IT’S futile for government to bury its head in the sand and pretend all is well in light of the ever-increasing prices of basic needs coupled with shortages of money in the banking system. It’s undeniable that the economy is on a nosedive and the sooner corrective measures are taken, the better.
Two days ago, we ran a story about the sharp increase in prices of basic commodities since the July 30 elections, and elsewhere in this edition, we carry an article on fuel and wheat shortages, a sign that all is not well with the economy.
The Reserve Bank of Zimbabwe (RBZ), which is supposed to issue foreign currency to critical sectors of the economy which need hard currency to import enabling materials, is grappling with the huge demand for forex, and has not managed to clear the backlog for payments to some sectors like the milling industry, whose monthly import demands stand at $12,4 million.

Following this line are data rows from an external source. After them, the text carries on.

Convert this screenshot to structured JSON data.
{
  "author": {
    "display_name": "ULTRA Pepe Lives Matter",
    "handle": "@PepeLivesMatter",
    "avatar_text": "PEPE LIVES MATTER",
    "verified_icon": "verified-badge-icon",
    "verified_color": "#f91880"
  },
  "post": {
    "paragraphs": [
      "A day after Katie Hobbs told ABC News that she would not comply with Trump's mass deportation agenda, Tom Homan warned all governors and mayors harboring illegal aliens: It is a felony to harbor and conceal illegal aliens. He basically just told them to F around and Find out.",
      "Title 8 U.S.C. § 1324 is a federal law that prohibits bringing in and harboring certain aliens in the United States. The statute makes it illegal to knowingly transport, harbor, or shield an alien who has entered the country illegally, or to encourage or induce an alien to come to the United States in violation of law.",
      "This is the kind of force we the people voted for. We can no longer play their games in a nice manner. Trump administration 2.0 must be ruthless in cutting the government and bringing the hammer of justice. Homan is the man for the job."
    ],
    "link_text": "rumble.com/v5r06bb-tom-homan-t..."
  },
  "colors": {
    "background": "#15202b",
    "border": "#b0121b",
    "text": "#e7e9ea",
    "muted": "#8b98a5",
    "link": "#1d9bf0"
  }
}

Given this grim backdrop, President Emmerson Mnangagwa’s regime cannot afford to bury its head in the sand like an ostrich, but must move in swiftly to avert an obviously impending crisis.
It must dawn on the authorities that politicking will not solve this crisis and they must engage the opposition to resolve the legitimacy crisis and rebuild public confidence.

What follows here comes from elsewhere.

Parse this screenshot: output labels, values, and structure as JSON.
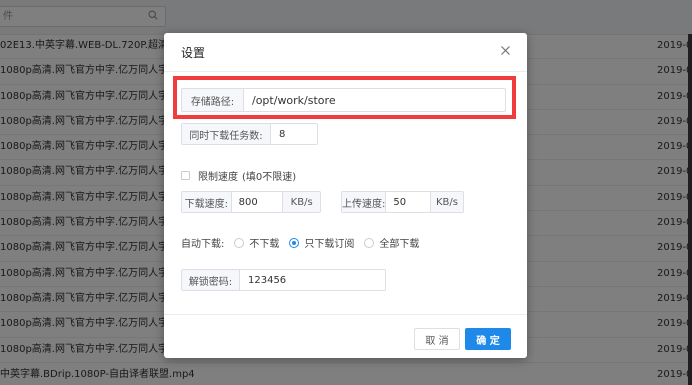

As we speak, some milling industry players have since suspended operations, while others are operating at low capacity, which any serious administration must deal with as an emergency.
This is also an early warning that Mnangagwa cannot afford to play politics when he selects his new Cabinet, but must bring in people that are tested and proven, with a capacity to pull the country out of its current crisis.
There is no doubt fuel is a key commodity as it feeds virtually into all the sectors of the economy and shortages can result in the country grinding to a halt.
In that sense, whatever measures government should take, priority should be the boosting of forex reserves. While it is welcome that Foreign Affairs minister Sibusiso Moyo said government was focusing on the forex issues, it appears there is little on the ground to support that, given that the source of forex should be from exports and government has not shown much goodwill to support local industries to increase their capacity to produce at lower costs.
The recent dishing out of 90 top-of-the-range Isuzu vehicles to chiefs by Mnangagwa has already sent the wrong signal and we cannot afford to continue walking down that dark road. Zimbabwe needs to be rescued from the current economic quagmire through pragmatic, well-tested and proven policies.
This economy cannot afford blowing over $5,4 million on traditional leaders’ luxury vehicles in view of the critical shortage of forex. This situation, if not arrested in time, can degenerate into an unmanageable crisis and Mnangagwa is duty-bound to arrest this madness if he is to leave a legacy.
In the long-term, government should, among other things, also genuinely embark on cutting down on its expenditure and increasing local production of goods, because Zimbabwe, which was once an exporter of wheat, cannot continue to be importing the commodity when there is enough land, water and other resources to locally produce surplus.
There is need to sincerely engage other political players and bring them to the table for a cross-pollination of ideas that may help this country going forward.
Adopting a we-know-it-all approach, which was the cause of the fall of his predecessor, Robert Mugabe, can only take this nation backwards. It all lies squarely in the hands of Mnangagwa to make or break.